Looking forward to going there. An E-learning conference with a long tradition of excellent publications of related research around the globe. This time, we’re gonna be in it too!

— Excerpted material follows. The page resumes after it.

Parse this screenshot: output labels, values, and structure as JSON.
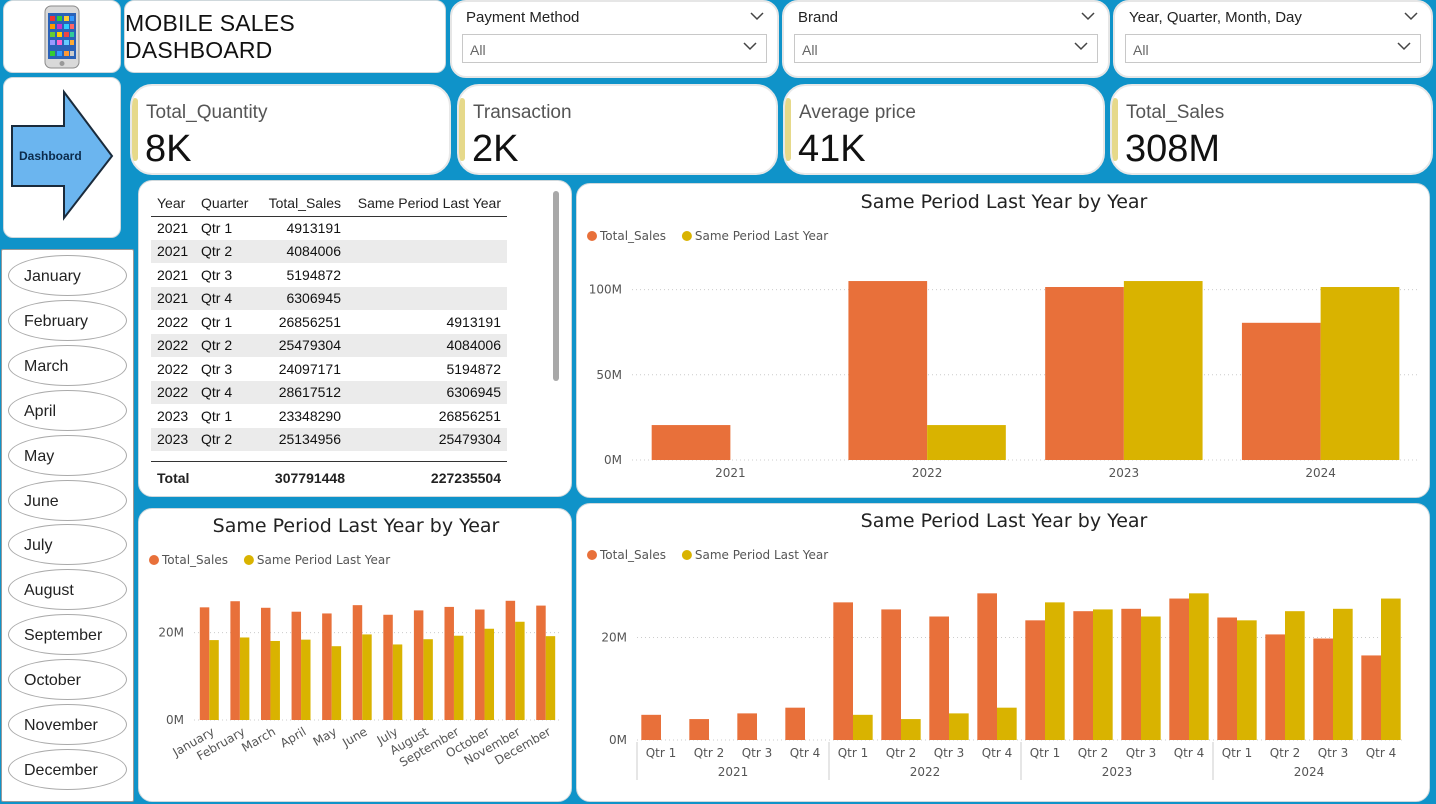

Paper title: “Transformachines: transforming City Data to Architectural Design Strategies”, Olga Ioannou, Nelly Marda, George Parmenidis, NTUA